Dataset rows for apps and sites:
◇ ◇ ◇
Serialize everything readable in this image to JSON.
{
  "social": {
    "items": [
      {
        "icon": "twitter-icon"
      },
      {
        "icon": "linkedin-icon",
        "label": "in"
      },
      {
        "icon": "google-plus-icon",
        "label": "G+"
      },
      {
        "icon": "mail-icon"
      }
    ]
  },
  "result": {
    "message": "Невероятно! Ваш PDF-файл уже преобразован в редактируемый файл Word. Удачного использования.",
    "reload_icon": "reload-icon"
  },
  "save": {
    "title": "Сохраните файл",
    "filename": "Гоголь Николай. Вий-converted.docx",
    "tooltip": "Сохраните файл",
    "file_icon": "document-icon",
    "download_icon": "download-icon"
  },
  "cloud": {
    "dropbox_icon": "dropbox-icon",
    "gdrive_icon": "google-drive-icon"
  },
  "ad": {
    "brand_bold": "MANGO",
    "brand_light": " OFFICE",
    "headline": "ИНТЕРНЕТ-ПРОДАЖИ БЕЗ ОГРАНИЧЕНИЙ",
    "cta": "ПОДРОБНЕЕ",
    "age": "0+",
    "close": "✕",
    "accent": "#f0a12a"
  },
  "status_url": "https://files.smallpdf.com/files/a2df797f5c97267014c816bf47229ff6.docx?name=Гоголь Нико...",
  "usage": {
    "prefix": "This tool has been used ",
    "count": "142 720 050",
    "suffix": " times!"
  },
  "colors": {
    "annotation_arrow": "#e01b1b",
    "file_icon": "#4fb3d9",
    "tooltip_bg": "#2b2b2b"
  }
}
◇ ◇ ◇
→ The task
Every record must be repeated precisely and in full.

→ Your response
Serialize everything readable in this image to JSON.
{
  "social": {
    "items": [
      {
        "icon": "twitter-icon"
      },
      {
        "icon": "linkedin-icon",
        "label": "in"
      },
      {
        "icon": "google-plus-icon",
        "label": "G+"
      },
      {
        "icon": "mail-icon"
      }
    ]
  },
  "result": {
    "message": "Невероятно! Ваш PDF-файл уже преобразован в редактируемый файл Word. Удачного использования.",
    "reload_icon": "reload-icon"
  },
  "save": {
    "title": "Сохраните файл",
    "filename": "Гоголь Николай. Вий-converted.docx",
    "tooltip": "Сохраните файл",
    "file_icon": "document-icon",
    "download_icon": "download-icon"
  },
  "cloud": {
    "dropbox_icon": "dropbox-icon",
    "gdrive_icon": "google-drive-icon"
  },
  "ad": {
    "brand_bold": "MANGO",
    "brand_light": " OFFICE",
    "headline": "ИНТЕРНЕТ-ПРОДАЖИ БЕЗ ОГРАНИЧЕНИЙ",
    "cta": "ПОДРОБНЕЕ",
    "age": "0+",
    "close": "✕",
    "accent": "#f0a12a"
  },
  "status_url": "https://files.smallpdf.com/files/a2df797f5c97267014c816bf47229ff6.docx?name=Гоголь Нико...",
  "usage": {
    "prefix": "This tool has been used ",
    "count": "142 720 050",
    "suffix": " times!"
  },
  "colors": {
    "annotation_arrow": "#e01b1b",
    "file_icon": "#4fb3d9",
    "tooltip_bg": "#2b2b2b"
  }
}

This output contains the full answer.